• **PROBLEM TO SOLVE**:
Find the lines below that contain the string "title". Copy each one.

• • • • •

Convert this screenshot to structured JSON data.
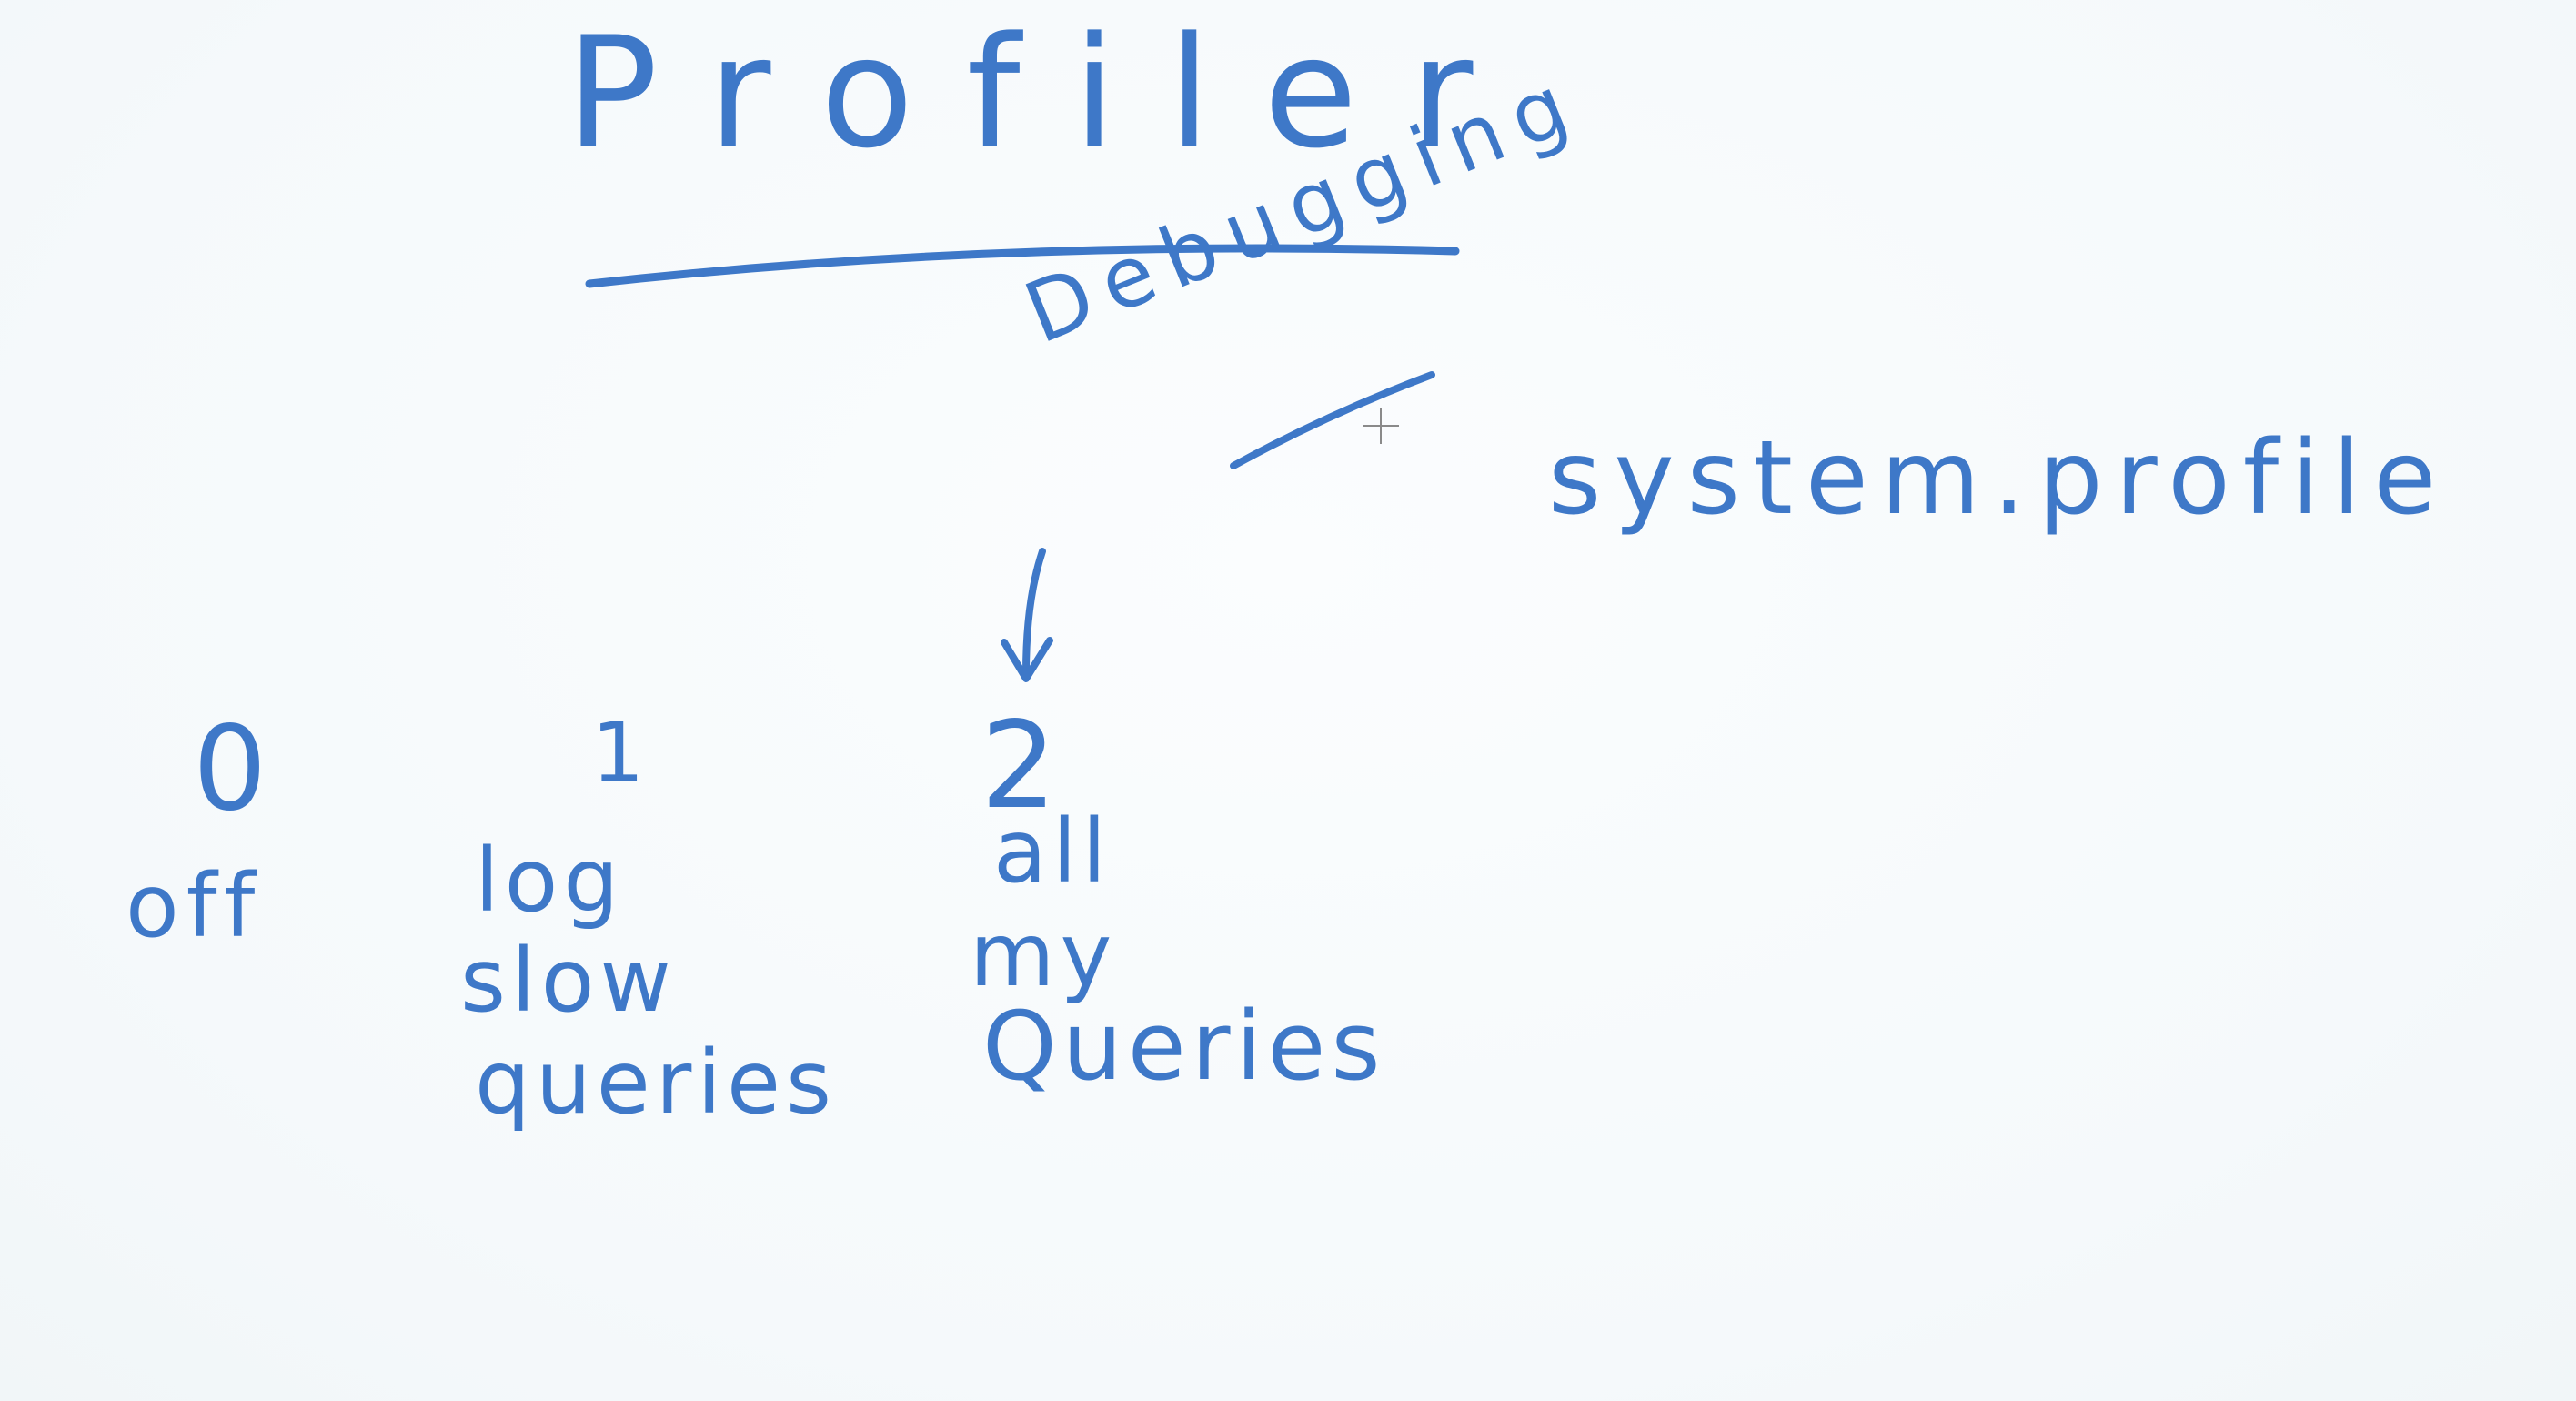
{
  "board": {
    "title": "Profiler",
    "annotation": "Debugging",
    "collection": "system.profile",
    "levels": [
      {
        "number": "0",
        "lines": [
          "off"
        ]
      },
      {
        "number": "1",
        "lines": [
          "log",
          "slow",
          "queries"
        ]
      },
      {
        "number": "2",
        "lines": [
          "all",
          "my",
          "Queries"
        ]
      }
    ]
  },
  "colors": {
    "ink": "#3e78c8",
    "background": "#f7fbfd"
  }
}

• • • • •

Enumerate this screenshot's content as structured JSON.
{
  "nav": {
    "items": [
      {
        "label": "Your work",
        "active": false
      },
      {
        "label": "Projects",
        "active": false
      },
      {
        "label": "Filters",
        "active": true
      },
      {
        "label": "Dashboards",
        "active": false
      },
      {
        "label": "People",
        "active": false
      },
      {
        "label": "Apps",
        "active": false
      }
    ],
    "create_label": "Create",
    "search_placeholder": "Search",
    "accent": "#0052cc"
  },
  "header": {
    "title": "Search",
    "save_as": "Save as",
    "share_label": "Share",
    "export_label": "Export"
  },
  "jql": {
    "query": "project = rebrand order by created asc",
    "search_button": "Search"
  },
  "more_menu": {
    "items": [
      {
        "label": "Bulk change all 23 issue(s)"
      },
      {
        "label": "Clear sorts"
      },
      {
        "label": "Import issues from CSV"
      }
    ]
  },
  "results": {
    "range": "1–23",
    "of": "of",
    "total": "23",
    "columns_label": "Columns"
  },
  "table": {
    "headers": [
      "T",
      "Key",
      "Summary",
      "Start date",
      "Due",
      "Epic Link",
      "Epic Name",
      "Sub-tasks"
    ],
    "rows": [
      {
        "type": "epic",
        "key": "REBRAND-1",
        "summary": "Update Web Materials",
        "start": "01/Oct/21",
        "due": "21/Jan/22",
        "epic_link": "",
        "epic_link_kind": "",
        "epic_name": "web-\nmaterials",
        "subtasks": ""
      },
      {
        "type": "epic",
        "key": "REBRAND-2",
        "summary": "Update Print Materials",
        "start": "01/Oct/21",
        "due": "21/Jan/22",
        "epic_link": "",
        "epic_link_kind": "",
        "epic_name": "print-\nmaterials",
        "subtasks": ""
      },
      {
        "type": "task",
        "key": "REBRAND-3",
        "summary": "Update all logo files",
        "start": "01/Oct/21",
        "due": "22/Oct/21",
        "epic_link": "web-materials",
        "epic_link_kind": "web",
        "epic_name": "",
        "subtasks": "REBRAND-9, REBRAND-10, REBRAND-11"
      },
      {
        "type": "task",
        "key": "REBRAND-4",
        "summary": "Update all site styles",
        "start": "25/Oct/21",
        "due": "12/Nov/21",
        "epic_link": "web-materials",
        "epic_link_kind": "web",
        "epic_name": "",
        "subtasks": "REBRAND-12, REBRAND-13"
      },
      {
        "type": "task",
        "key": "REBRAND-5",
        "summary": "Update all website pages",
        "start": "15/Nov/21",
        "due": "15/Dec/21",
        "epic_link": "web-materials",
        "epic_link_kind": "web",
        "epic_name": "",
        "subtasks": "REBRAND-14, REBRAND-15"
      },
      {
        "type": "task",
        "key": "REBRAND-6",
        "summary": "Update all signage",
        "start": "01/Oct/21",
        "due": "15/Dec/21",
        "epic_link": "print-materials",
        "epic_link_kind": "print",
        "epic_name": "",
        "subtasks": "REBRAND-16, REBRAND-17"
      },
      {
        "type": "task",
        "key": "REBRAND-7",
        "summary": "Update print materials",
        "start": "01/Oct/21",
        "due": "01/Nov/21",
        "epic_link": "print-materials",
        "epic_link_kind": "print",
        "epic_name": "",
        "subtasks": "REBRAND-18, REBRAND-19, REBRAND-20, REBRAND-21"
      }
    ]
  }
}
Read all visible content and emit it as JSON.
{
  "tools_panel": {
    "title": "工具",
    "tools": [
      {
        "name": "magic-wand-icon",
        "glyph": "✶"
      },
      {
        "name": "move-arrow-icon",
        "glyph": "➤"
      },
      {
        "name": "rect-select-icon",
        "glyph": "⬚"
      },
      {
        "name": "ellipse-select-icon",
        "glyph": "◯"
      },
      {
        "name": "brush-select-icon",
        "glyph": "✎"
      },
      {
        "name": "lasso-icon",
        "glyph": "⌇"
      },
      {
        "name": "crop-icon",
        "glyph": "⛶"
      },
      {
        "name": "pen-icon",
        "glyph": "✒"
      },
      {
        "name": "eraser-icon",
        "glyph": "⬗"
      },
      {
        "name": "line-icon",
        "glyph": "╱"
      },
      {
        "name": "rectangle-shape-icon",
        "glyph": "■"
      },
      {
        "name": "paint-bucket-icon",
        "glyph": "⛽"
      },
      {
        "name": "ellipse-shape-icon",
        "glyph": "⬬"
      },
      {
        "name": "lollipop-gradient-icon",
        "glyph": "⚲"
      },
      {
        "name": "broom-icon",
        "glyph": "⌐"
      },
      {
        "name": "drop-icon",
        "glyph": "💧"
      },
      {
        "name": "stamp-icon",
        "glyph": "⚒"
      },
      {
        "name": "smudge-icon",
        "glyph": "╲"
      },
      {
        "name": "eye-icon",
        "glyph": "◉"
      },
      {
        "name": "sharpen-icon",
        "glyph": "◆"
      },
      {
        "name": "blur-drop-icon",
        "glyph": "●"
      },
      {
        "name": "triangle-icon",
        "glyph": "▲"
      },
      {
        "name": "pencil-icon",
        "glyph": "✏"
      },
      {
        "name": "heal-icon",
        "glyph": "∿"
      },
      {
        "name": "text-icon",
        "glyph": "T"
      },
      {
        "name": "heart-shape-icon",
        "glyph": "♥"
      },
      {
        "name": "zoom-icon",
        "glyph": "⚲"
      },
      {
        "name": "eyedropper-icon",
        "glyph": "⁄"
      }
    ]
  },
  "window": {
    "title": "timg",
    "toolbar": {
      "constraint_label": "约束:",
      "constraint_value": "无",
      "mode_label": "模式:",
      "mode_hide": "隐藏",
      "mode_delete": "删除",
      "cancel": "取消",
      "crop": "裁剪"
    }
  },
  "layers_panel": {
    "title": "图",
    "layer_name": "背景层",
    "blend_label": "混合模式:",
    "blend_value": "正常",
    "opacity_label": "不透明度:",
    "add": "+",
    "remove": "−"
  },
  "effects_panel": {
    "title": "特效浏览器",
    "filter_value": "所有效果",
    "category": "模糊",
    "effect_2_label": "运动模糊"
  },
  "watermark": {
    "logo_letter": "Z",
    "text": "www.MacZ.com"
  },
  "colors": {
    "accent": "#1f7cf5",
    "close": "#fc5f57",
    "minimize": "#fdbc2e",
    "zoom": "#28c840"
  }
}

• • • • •

• **TASK RESULT**:
    "title": "Profiler",
    "title": "Search",
    "title": "工具",
    "title": "timg",
    "title": "图",
    "title": "特效浏览器",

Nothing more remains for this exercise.